Road to the Invicta operation. (Image courtesy of Lupaka Gold).

Lupaka Gold (TSX-V: LPK) has submitted a request for arbitration before the World Bank’s International Centre for Settlement of Investment Disputes related to what the company deems the lack of support from the Peruvian government in a social conflict that has halted all work at the Invicta mine for the past two years.

The Canadian miner is seeking compensation in an amount in excess of $100 million.

The submission is based on Article 36 of the Convention on the Settlement of Investment Disputes between States and Nationals of Other States, known as the ICSID Convention, and Article 824 of the Free Trade Agreement between Canada and the Republic of Peru. 

“The dispute arises out of Peru’s breaches of the FTA in relation to Lupaka’s investments in Peru. More specifically, the dispute stems from the Republic of Peru’s actions, namely the illegal acts of its subdivision, the Community of Parán, which illegally invaded Lupaka’s project held through Invicta Mining Corp. and set up a permanent blockade to the site, as well as from the lack of support from the Peruvian police force, prosecutors and central government officials to remove the illegal blockade and restore Lupaka’s rights to its investment,” the company said in a media statement.

Lupaka had initially planned to invest $4.3 million at Invicta and produce 185,000 gold equivalent ounces over six years of expected mine life

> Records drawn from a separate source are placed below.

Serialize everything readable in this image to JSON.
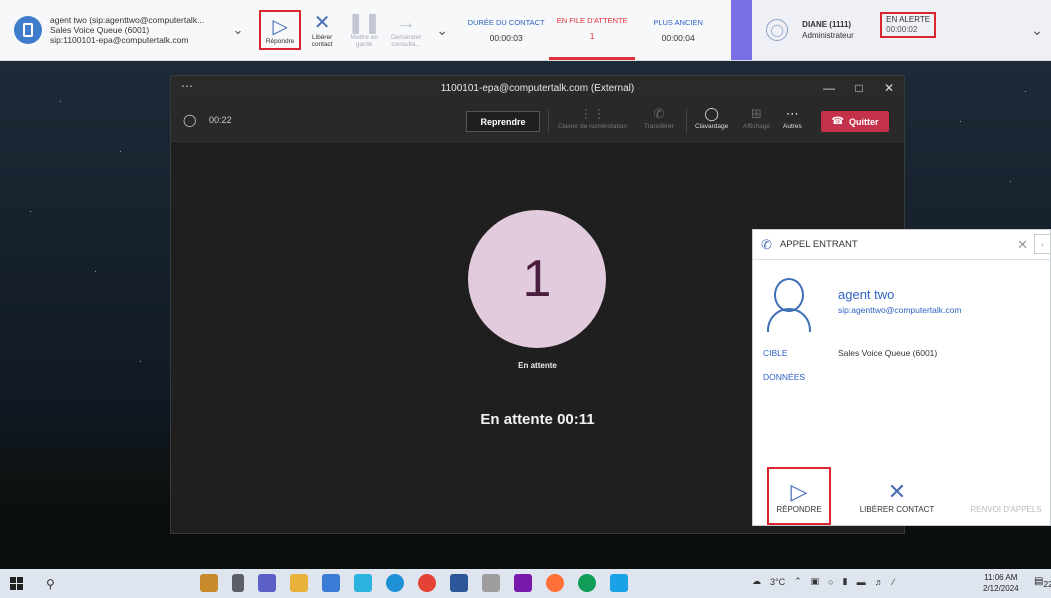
{
  "topbar": {
    "contact": {
      "line1": "agent two (sip:agenttwo@computertalk...",
      "line2": "Sales Voice Queue (6001)",
      "line3": "sip:1100101-epa@computertalk.com"
    },
    "actions": [
      {
        "label": "Répondre",
        "icon": "play-outline-icon"
      },
      {
        "label": "Libérer contact",
        "icon": "x-icon"
      },
      {
        "label": "Mettre en garde",
        "icon": "pause-icon"
      },
      {
        "label": "Demander consulta...",
        "icon": "arrow-right-icon"
      }
    ],
    "stats": [
      {
        "label": "DURÉE DU CONTACT",
        "value": "00:00:03"
      },
      {
        "label": "EN FILE D'ATTENTE",
        "value": "1"
      },
      {
        "label": "PLUS ANCIEN",
        "value": "00:00:04"
      }
    ],
    "agent": {
      "name": "DIANE (1111)",
      "role": "Administrateur",
      "status": "EN ALERTE",
      "status_time": "00:00:02"
    }
  },
  "teams": {
    "title": "1100101-epa@computertalk.com (External)",
    "timer": "00:22",
    "resume": "Reprendre",
    "tools": [
      {
        "label": "Clavier de numérotation",
        "icon": "dialpad-icon"
      },
      {
        "label": "Transférer",
        "icon": "transfer-icon"
      },
      {
        "label": "Clavardage",
        "icon": "chat-icon"
      },
      {
        "label": "Affichage",
        "icon": "layout-icon"
      },
      {
        "label": "Autres",
        "icon": "more-icon"
      }
    ],
    "quit": "Quitter",
    "avatar_text": "1",
    "hold_small": "En attente",
    "hold_big": "En attente 00:11"
  },
  "popup": {
    "title": "APPEL ENTRANT",
    "name": "agent two",
    "sip": "sip:agenttwo@computertalk.com",
    "cible_label": "CIBLE",
    "cible_value": "Sales Voice Queue (6001)",
    "data_label": "DONNÉES",
    "buttons": {
      "answer": "RÉPONDRE",
      "release": "LIBÉRER CONTACT",
      "forward": "RENVOI D'APPELS"
    }
  },
  "taskbar": {
    "weather": "3°C",
    "time": "11:06 AM",
    "date": "2/12/2024",
    "notif_count": "22"
  },
  "colors": {
    "accent_blue": "#2f62c4",
    "alert_red": "#d9262f",
    "teams_quit": "#c4314b",
    "avatar_bg": "#e2cbdd"
  }
}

The protest action has been taking place since October 2018. The road directly outside the mine’s main gate has been blocked since then and access to the site has been restricted. 

According to Lupaka, the blockaders were often violent and “did not hesitate to fire rifles and threaten” mine personnel and people from the community of Lacsanga, who are the holders of the surface rights and with whom the company’s subsidiary, Invicta Mining, has signed mutually beneficial agreements. 

“Both Lacsanga and IMC requested that authorities assist to remove the blockade and restore access to the mine. This assistance was not provided,” Lupaka Gold’s submission to the ICSID states.

Given that the conflict was not resolved, Lupaka was not able to process ore at the mine and create enough cash flow to pay down a gold loan that provided funding for Invicta’s development. This situation led the lender to foreclose the loan in August 2019 and Lupaka to lose its investment.

“Lupaka’s loss of IMC and the mine was a consequence of Peru’s acts and omissions. Lupaka has therefore commenced arbitration proceedings against the Republic of Peru seeking compensation in an amount in excess of USD 100 million, to be further quantified during the course of the arbitration,” the firm’s announcement reads.

Before the situation started, Lupaka’s subsidiary had developed approximately 3,000 metres of underground workings, secured community agreements from the community of Lacsanga, completed a 29-kilometre access road sufficient to handle 40-tonne ore trucks and completed numerous metallurgical tests ranging in size from a few hundred to a few thousand tonnes. 

In September 2018, IMC requested that the final inspection of the completed works take place in order to allow exploitation to begin, but then the protesters hit the operation.

Lupaka had forecasted a six-year mine life and a total production of 185,000 gold equivalent ounces.